azaki

If you are a man and want to command respect you must have five “V”s:–

VAtsaram = good clothes

VApuh = good look

VAk = good speech

Vidyaa = Knowledge

Vinaya = Modesty

Vastrena vapushaa vaachaa vidyayaa vinayena cha

Vakaaraih panchaabhih hiina: naro naayaati gauravam

–subham–

Swami_48@yahoo.com

Easy Way to become a Philosopher!

Socrates-large

Written by London swaminathan

Article No.1934

Date :15th June 2015

Time uploaded in London: 20-50

Socrates’ marital difficulties are well known. Out of them he coined this sage advice: “By all means marry. If you get a good wife, you will become very happy; if you get bad one you will become a philosopher – and that is good for everyman”.

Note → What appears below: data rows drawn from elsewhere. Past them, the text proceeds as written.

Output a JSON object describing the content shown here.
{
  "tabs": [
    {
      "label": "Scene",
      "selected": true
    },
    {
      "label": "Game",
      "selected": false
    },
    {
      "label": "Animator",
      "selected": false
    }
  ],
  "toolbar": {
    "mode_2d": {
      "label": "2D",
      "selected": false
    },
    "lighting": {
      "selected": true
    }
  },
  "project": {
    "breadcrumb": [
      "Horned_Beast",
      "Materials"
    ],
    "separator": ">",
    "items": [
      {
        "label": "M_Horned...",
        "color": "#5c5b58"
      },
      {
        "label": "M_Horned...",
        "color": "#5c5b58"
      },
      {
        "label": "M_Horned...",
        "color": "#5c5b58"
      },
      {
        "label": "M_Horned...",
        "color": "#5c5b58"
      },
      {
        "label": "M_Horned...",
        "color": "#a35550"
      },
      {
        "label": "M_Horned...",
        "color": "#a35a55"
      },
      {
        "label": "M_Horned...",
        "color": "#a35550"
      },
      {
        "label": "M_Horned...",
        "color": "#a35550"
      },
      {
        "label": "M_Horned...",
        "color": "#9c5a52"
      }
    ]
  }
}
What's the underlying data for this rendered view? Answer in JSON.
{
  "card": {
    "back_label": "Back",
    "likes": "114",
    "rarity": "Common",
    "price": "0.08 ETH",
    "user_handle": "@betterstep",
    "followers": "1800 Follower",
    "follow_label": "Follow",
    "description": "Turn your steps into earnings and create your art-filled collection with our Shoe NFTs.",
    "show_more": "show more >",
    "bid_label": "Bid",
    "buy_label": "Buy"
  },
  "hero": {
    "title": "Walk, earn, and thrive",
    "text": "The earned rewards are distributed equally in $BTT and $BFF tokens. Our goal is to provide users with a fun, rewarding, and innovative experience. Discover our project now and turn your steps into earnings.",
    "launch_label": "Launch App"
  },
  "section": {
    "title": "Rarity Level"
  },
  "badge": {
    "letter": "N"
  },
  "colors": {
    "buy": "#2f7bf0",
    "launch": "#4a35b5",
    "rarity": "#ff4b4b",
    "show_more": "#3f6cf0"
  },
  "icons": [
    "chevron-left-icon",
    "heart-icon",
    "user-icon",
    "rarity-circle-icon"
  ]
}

To be or Not to be

When Socrates was asked whether it was better for a man to marry or remain single, he answered:

“Let him take which course he will, he will repent of it”

Thunder and Rain

From my post 60 Second Interview with Socrates (posted on 12-2-2012)

We understand that your wife was very rude to you. One day she scolded you for lecturing. When you did not stop, she poured on you a bucket full of water. Shakespeare in his play “Taming of the Shrew” mentions your wife’s rudeness. What did you say to your friends then?

 

You heard thunder and now it is raining”.

HOD HASHARON, ISRAEL - OCTOBER 31:  A flash of lightning lights up the sky before dawn on October 31, 2009 over Hod Hasharon in central Israel. The storm brought much needed rain to the Holy Land which has been suffering from years of below normal precipitation leaving the Sea of Galilee and underground aquifers at dangerously low levels.  (Photo by David Silverman/Getty Images)

HOD HASHARON, ISRAEL 

Football and Marriage

An old gentleman, who had never attended a football game, allowed himself to be persuaded by a fan to accompany him. “Now then”, said his friend, as the game was about to begin, “you are going to see more excitement for a couple of dollars than you ever saw before”. “I doubt it”, said the old timer, “that’s all I paid for my marriage license”

The Light has Gone out

A widower in his great bereavement, expressed his feelings by having engraved on the tombstone of his wife the line, “My light has gone out”. As he was about to marry again, he asked the advice of Bishop Henry C.Potter as to  whether or not he should have the inscription erased as it seemed at variance with the new conditions.

“Oh, No,” said the Bishop, “I wouldn’t have taken it off; just put underneath it, “I have struck another match”.

Rose and Thorns

When the poet Milton was blind he married a shrew. The Duke of Buckingham called her a rose. “I am no judge of colours”, replied Milton, “and it may so, for I feel the thorns daily”.

milton

Tamil and English Proverbs

There is a Tamil proverb , “After marriage there will be  desire for sixty days, lust will last thirty days, and after ninety days have passed, she will be considered a broomstick ( In Tamil – Aasai arupathu Naal, moham muppathu Naal, Thonnuuru Naalum ponaal Thudappai kattai).

There is an equivalent English proverb:

“When a couple are newly married, the first month is honey moon or smick and smack;

The second is hither and thither;

The third is thwick-thwack;

The fourth – The devil take them that brought thee and me together”.

“Mother, what sort of a thing is marriage?

Daughter, it is spinning, bearing children and weeping”.